"The great charm about these labours of the Rappists is, that no one appears to be over-worked or under-fed; none without abundance of clean and comfortable apparel; there are in their factories no children, whose strength is taxed beyond its power to bear; there is no anxiety on the mind of a single being, as to a stoppage of the works, a loss of employment, a reduction of wages, or any of those vicissitudes, which place before many an English operative the choice between a prison, a poor-house, or emigration. There is no drinking to intoxicate old or young, and to produce the disease and misery which that engenders, no confined air and heated atmosphere to oppress respiration and vitiate the blood: no want of medical aid, rest, and recreation, if sickness should require absence from labor: and no fear of want resulting from loss of time.... The day glides on tranquilly; and after light labor and sufficient food, mingled with the enjoyment of a cheerful walk in the open air or music practiced in concert, they retire early to rest.
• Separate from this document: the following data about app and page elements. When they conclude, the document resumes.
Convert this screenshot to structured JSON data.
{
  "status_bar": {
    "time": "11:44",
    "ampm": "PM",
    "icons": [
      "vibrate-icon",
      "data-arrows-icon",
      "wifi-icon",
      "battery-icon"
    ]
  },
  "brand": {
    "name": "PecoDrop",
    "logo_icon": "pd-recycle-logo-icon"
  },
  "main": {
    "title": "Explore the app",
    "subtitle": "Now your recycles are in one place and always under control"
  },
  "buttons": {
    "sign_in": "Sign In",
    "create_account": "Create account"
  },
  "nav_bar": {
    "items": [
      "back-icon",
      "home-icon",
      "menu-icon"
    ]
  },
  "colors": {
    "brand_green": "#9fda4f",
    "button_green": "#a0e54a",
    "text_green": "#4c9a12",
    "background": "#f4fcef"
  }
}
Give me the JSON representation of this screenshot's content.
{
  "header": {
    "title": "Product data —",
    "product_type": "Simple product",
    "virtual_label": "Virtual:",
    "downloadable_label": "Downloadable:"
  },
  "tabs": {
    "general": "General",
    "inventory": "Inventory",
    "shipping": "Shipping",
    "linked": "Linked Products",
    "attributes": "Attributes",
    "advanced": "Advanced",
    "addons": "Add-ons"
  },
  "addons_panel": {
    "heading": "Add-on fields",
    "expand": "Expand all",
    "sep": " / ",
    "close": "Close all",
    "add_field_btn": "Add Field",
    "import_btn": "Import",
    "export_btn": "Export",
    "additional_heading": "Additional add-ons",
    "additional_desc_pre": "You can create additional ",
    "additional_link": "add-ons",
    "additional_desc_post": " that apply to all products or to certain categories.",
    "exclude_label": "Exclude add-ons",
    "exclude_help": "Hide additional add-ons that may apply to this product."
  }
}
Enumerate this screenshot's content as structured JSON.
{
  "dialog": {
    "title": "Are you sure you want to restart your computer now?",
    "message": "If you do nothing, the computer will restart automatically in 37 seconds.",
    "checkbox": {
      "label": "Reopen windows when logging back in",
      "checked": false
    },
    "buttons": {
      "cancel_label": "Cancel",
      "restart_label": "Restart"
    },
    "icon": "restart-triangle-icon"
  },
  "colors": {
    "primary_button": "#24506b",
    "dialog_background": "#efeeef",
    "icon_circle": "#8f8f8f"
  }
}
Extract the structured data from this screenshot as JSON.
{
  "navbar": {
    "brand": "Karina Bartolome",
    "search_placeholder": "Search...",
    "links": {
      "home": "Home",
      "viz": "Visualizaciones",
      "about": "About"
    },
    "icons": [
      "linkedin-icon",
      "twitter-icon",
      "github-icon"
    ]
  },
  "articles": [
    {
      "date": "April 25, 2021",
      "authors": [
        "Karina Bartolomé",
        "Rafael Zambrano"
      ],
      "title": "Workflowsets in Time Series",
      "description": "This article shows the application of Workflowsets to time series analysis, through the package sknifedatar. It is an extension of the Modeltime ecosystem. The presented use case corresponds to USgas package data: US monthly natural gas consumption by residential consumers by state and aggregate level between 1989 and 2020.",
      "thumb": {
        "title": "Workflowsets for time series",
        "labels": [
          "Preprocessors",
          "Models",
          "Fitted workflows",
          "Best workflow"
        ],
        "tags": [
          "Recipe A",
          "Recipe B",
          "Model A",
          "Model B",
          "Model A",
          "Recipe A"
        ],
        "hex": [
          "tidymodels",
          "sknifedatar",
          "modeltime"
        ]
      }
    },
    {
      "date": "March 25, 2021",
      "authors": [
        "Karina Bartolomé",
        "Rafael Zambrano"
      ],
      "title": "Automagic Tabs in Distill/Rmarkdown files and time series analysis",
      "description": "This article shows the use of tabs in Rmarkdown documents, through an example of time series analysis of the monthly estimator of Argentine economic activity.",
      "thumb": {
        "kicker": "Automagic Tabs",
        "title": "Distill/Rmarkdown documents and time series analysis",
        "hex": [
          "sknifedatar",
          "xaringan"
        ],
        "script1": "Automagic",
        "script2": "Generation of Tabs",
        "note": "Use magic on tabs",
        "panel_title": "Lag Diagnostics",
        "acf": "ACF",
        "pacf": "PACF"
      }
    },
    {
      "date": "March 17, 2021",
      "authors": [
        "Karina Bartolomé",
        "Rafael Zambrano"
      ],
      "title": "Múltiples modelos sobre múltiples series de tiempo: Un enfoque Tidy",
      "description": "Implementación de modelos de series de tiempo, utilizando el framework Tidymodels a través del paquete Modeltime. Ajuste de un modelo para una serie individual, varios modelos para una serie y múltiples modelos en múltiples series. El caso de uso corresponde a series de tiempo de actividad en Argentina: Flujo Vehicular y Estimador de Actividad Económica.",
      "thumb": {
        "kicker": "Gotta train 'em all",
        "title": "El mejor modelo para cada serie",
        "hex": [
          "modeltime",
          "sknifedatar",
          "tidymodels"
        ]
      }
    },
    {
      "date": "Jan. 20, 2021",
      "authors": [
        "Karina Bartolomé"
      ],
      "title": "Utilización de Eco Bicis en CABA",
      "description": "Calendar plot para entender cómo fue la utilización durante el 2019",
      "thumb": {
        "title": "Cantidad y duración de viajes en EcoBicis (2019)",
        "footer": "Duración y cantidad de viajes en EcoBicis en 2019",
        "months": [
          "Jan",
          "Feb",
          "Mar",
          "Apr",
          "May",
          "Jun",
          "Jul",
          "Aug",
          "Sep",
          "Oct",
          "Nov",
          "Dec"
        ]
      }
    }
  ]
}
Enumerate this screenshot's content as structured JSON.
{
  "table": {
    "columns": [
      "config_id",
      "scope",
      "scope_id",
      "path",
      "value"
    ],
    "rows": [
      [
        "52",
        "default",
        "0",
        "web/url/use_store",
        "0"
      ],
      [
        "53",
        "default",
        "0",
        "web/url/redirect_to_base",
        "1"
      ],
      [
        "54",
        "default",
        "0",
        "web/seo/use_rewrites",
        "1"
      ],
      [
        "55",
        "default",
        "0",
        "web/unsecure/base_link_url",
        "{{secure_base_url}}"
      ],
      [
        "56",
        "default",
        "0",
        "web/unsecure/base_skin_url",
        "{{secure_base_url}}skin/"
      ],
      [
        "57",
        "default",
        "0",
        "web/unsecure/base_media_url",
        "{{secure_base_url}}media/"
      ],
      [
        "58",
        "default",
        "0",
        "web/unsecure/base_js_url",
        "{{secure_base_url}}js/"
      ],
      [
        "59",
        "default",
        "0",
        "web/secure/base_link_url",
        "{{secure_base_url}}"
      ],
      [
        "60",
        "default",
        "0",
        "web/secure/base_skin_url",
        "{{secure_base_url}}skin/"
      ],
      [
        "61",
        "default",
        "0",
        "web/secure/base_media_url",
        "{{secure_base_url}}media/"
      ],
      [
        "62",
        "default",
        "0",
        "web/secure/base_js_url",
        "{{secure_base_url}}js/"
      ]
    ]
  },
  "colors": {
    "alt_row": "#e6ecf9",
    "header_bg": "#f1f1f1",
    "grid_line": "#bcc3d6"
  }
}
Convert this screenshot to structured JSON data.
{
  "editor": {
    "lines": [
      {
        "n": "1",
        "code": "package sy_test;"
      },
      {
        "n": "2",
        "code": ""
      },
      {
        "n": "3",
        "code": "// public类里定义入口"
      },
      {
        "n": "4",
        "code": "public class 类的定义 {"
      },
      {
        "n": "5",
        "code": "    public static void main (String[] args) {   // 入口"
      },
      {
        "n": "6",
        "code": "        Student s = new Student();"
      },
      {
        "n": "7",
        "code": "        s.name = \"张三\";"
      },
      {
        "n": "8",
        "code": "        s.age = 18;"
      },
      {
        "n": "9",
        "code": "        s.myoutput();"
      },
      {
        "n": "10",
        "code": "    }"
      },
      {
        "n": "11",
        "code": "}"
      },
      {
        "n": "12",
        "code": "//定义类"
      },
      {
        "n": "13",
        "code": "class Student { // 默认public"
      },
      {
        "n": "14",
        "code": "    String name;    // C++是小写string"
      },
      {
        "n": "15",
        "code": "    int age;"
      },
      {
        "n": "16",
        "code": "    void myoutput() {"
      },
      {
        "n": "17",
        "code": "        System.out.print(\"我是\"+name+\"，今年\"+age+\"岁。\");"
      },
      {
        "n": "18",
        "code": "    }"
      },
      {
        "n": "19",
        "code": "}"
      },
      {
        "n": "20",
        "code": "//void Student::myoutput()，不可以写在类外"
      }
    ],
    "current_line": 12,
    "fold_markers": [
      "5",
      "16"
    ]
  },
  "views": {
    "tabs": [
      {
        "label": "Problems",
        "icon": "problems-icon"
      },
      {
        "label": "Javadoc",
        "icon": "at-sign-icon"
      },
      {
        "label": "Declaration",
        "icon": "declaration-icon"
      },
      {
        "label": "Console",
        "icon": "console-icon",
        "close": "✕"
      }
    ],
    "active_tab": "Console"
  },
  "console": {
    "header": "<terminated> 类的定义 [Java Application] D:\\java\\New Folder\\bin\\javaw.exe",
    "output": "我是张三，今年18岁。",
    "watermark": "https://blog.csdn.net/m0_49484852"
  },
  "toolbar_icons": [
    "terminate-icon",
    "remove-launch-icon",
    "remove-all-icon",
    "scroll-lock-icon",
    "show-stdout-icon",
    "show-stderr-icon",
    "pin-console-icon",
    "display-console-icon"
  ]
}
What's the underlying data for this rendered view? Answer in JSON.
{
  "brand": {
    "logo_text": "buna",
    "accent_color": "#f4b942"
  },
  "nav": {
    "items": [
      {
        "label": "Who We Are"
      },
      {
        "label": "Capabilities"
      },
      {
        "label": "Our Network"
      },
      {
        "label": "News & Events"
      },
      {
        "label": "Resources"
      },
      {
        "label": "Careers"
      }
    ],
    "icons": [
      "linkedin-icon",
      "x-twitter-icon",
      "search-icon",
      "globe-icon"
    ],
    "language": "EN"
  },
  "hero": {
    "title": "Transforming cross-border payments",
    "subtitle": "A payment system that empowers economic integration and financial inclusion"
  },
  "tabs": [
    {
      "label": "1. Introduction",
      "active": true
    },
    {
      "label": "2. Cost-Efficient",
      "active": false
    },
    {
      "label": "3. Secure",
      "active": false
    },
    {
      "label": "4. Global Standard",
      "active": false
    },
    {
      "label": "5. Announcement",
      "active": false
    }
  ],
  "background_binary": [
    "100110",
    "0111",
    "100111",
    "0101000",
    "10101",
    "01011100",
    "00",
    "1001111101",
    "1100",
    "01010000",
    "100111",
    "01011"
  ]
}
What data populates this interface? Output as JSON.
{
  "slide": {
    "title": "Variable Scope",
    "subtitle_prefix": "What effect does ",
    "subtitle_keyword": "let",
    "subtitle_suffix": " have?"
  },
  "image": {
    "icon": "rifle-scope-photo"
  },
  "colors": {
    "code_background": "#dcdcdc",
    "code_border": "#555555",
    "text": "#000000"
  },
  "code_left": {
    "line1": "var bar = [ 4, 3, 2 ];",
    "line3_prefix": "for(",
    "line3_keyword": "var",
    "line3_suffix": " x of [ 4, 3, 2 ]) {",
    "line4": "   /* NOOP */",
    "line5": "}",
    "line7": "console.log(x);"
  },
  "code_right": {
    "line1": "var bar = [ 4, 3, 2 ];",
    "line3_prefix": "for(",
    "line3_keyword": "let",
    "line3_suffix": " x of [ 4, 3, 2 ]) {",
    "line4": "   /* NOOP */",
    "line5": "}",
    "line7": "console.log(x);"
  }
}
Source: James Silk Buckingham, The Eastern and Western States of America, II (London: Fisher Son & Co., 1842), 233-234.

"When we reached Economy, we passed two smoking charcoal ovens, Note (see picture of charcoal ovens) and as we came to the first house, we were greeted by three men, blowing horns in welcome. We reached the inn, a substantial frame building on the corner (note see picture of inn) and on the steps stood Father Rapp to receive us. One could not conceive of a more benign patriarch or what has been accomplished by him, unless an eye-witness to the unity and love displayed toward him by his community of 700 persons. After a hearty meal, we visited the place. Everything was laid out in perfect order, wide streets at right angles, and houses so far built of attractive design, In four days it will but two years since they began here to hew down a dense forest, where Economy now stands. As a proof, the stumps of trees can still be seen in the streets. It is surely marvelous to see how much can be accomplished in a short time by unity of purpose and well-directed human activities. Some streets completed, show frame houses, set wide apart, to allow room for gardens.

The brick buildings so far, are where the wool and cotton is manufactured, Mr. Rapp's dwelling and a house.

Fresh flowers greeted us everywhere, even on the work benches. With regret we left this busy and happy community to drive back to Pittsburgh.

Source: Duke Bernhard of Saxe-Weimar visited Economy, May 17,1826.
Hilda Adam Kring, The Harmonists: A Folk-Cultural Approach, Chapter X.

5-A quoted in Kring, p. 152.

5-B quoted in Kring, p. 153.

5-C from Kring, p. 155

5-D quoted in Kring, p. 163.

5-E quoted in Kring, p. 165).

5-F quoted in Kring, pp. 176-177.

5-G from Economy of Old and Ambridge of Today Compiled by Elise Mercur Wagner, Centennial Souvenir Program, June 6,7,8, 1924. p. 5.
Back to Top